Land and constructions tax (PBB)

Also referred to as PBB. This must be paid annually or can be arranged to be paid in ten-year blocks. This tax mainly applies to individuals of middle-class stature and beyond. Landholding businesses must also pay PBB.

Non-individuals are not legally allowed to own land within the country, but they have the option to pursue long-term arranged leases from the Indonesian Central Government.  

Free trade zones

There are several free trade zones in Indonesia that exempt companies domiciled in the designated area from having to register as VAT entities. Additionally, the import and delivery of taxable goods and services are also spared the imposition of VAT and LGST. Free Trade Zones include Batam Island, Bintan Island and Karimun Island.


Important payment dates

All payments for tax liabilities in Indonesia must be made to the State Treasury via a designated bank. Once this is done, the next step is to file all relevant tax returns at the Indonesia Tax Office.

Tax payments and filing should be performed either monthly or annually and depends on the tax obligation at hand.
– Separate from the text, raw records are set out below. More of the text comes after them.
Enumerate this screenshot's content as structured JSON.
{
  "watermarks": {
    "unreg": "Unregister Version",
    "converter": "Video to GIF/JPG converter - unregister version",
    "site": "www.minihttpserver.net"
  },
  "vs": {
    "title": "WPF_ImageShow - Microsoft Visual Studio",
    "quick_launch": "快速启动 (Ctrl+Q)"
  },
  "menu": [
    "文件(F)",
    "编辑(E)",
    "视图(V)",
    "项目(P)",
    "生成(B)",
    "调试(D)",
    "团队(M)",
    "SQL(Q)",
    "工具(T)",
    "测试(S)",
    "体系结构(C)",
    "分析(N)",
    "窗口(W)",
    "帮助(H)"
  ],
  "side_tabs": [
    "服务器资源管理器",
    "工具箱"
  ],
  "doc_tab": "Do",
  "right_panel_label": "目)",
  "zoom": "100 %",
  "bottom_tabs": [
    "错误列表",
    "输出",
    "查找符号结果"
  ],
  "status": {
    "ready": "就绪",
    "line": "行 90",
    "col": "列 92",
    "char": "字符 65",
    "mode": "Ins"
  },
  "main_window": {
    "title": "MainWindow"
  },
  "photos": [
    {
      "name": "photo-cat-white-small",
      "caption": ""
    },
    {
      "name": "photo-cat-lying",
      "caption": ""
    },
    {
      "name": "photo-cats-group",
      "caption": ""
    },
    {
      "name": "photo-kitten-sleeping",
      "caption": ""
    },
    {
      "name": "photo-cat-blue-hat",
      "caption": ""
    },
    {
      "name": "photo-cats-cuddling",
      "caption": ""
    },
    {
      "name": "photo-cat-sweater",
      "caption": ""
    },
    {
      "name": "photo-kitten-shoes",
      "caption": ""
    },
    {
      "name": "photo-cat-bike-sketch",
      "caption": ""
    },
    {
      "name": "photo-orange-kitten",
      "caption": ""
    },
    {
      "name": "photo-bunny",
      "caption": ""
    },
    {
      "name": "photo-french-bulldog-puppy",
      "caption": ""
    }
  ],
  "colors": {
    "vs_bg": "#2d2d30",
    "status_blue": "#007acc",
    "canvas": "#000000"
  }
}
Take note that all of this can also be done electronically so save you the effort of having to trek to your local tax office.

For resident taxpayers and PEs of foreign companies, tax liabilities can be settled by direct payments, third party withholding or a combination of the two.
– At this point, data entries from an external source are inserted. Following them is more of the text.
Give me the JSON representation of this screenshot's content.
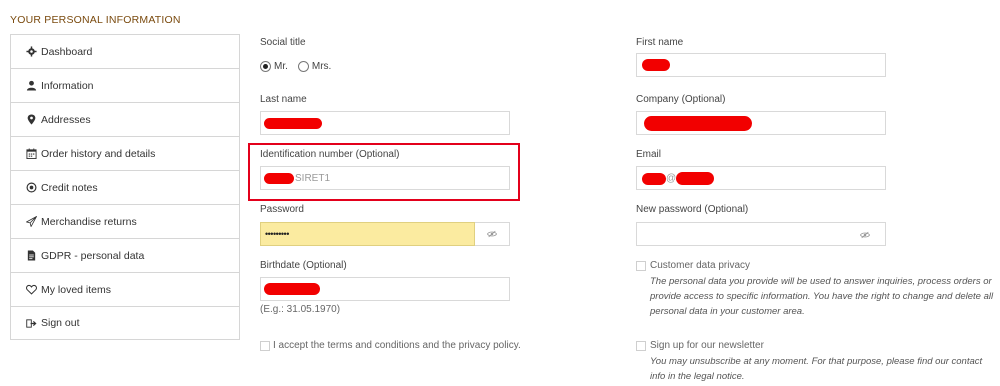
{
  "page": {
    "title": "YOUR PERSONAL INFORMATION"
  },
  "sidebar": {
    "items": [
      {
        "label": "Dashboard",
        "icon": "gear-icon"
      },
      {
        "label": "Information",
        "icon": "user-icon"
      },
      {
        "label": "Addresses",
        "icon": "map-pin-icon"
      },
      {
        "label": "Order history and details",
        "icon": "calendar-icon"
      },
      {
        "label": "Credit notes",
        "icon": "circle-dot-icon"
      },
      {
        "label": "Merchandise returns",
        "icon": "send-icon"
      },
      {
        "label": "GDPR - personal data",
        "icon": "document-icon"
      },
      {
        "label": "My loved items",
        "icon": "heart-icon"
      },
      {
        "label": "Sign out",
        "icon": "sign-out-icon"
      }
    ]
  },
  "form": {
    "social_title": {
      "label": "Social title",
      "options": [
        {
          "label": "Mr.",
          "selected": true
        },
        {
          "label": "Mrs.",
          "selected": false
        }
      ]
    },
    "first_name": {
      "label": "First name"
    },
    "last_name": {
      "label": "Last name"
    },
    "company": {
      "label": "Company (Optional)"
    },
    "identification": {
      "label": "Identification number (Optional)",
      "value_visible": "SIRET1"
    },
    "email": {
      "label": "Email",
      "value_visible": "@"
    },
    "password": {
      "label": "Password",
      "value": "•••••••••"
    },
    "new_password": {
      "label": "New password (Optional)"
    },
    "birthdate": {
      "label": "Birthdate (Optional)",
      "hint": "(E.g.: 31.05.1970)"
    },
    "customer_privacy": {
      "label": "Customer data privacy",
      "text": "The personal data you provide will be used to answer inquiries, process orders or provide access to specific information. You have the right to change and delete all personal data in your customer area."
    },
    "terms": {
      "label": "I accept the terms and conditions and the privacy policy."
    },
    "newsletter": {
      "label": "Sign up for our newsletter",
      "text": "You may unsubscribe at any moment. For that purpose, please find our contact info in the legal notice."
    }
  },
  "colors": {
    "title": "#7a4a0e",
    "redaction": "#f20000",
    "highlight": "#e3001b",
    "autofill": "#fbeba0"
  }
}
For companies without a PE, tax liabilities for income earned in Indonesia should be settled by the withholding of the tax by the Indonesian party responsible for paying the income.   

Monthly and annual tax obligations

The table below helps to illustrate the important dates for taxpayers to keep an eye out for.

Type of Tax Monthly Payment Deadline Monthly Filing Deadline Annual Filing Deadline
CIT 15th of the following month 20th of the following month End of the 4th month after the tax year ends
Employee Withholding Tax 10th of the following month 20th of the following month N/A
Other Withholding Taxes 10th of the following month 20th of the following month N/A
VAT and LGST Before the VAT filing deadline End of the following month N/A

 

Penalties and sanctions

All late payments of the taxes in the table above will incur penalties of 2% monthly and this can go up to a maximum of 48%.

For those who are late or fail to file the necessary tax returns, the table below illustrates the penalties imposed:  

Type of Tax Return Penalty (IDR)
VAT Return 500,000
Other monthly tax returns 100,000
CIT return 1,000,000

 


Find tax regulation support from Airswift

Are you in the midst of dealing with the ins-and-out of understanding tax regulations in a new country? Airswift’s global employment and mobility team is dedicated to helping both organisations and the individual taxpayer make sense of the nuances that often come with relocation and international expansion.

Reach out to us today to learn about the different solutions we offer and discover how we can help you simplify a variety of processes ranging from immigration to HR.

 

 

This post was written by: Leanna Seah, Content Marketing Coordinator